After two days, I’m on page 20 of Infinite Jest. Woo hoo!
But I know what you’re thinking. You’re thinking that I read pretty slow. And you’re right. I do. I had a reading comprehension problem in elementary school and I had to really, really hard to get up to the speed now. And if that isn’t good enough for you well then…. I’m sorry. I get carried away. It’s kind of painful memory. But hey, a little salt in that wound always makes it feel so much better.
Anyhoo… I would like to point out that the paperback copy that I am reading is larger than standard, the font is not normal, there is very little white space, and DFW, well, let’s just say, at least at the beginning of this book, is not that keen on a lot of dialogue and prefers paragraphs that run for pages.
But I don’t think that I am entirely lost. Essentially we have the story of Hal, a young, talented tennis player. Of course, his interview to be accepted into a very school for which he is slated to play tennis does not go well. The scene results in a kind of slapstick scenario in which Hal ends up wrangled to the floor because the Dean’s interviewing him perceive him as some sort of threat, although cleary Hal is a pretty passive and easy-going guy. But then isn’t it always the case that easy going people end up with their face pinned to the floor.

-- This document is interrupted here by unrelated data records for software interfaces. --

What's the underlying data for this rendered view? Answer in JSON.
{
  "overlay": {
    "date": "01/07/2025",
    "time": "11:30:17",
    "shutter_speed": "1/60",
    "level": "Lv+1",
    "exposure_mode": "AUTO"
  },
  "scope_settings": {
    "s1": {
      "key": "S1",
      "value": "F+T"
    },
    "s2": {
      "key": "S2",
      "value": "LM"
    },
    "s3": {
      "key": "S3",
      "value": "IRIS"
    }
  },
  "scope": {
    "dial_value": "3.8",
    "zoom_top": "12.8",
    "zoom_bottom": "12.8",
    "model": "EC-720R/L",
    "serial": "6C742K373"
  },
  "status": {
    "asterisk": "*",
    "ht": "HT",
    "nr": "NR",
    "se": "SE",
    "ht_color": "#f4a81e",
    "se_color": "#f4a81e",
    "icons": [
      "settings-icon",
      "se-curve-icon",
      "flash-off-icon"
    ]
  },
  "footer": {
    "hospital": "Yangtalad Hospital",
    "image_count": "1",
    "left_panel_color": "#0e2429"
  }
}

More intriguing than that was the chapter that came after, in which Hal (I’m pretty sure anyway) obsesses about the pot that some woman is supposed to deliver to him, but who hasn’t shown up, and in fact is some hours late. Some very frantic, even hysterical narration here that seems to reflect that mindset of a guy jones for a fix.
Something intersting I noted on the wikipedia page for Infinite Jest. And that is it is catagorized as Hysterical Realism, a term I’d never heard of before.
The term was coined by the critic James Wood in an essay on Zadie Smith‘s White Teeth, titled “The Smallness of the ‘Big’ Novel: Human, All Too Inhuman”, which appeared in the July 24, 2000 issue of The New Republic and was later reprinted in Wood’s 2004 book, The Irresponsible Self: On Laughter and the Novel. [note: the hyperlinks in this quote lead to nowhere. sorry]
I got this book off the shelf yesterday so that I could read this article and frankly I didn’t really ge it. I mean, I understood, sort of, what Wood was getting it, but I just didn’t agree. It seemed less like criticisms and more like griping because books like Infinite Jest do not fit some idea that Wood’s has of what fiction should be. Mainly Woods complains about the lack of real character development and exploration, that these authors don’t give you enough of what the characters feel and too much information about the world in which the characters exist.
I wouldn’t disgree with Woods on this point, but I would disagree that this makes such fiction bad or not as good as other works. Wood even goes so far as to say that such fiction lacks moral intentions or some such bullshit.
I suppose what really bugged me about Wood’s view is that it doesn’t allow for something different. Perhaps Infinite Jest isn’t entirely successful. That’s debateable. But so far as I can tell it is interesting, and quite compelling, even if my wrists do hurt a little from heft the weight of the book. In any case, despite Wood’s bitching, I’m going to keep reading IJ, for now anyway.
Also, one can’t help but imagine how please Wood must be with himself, for coining a new -ism for the literary round table. Kudos to you, sir! Kudos, I say!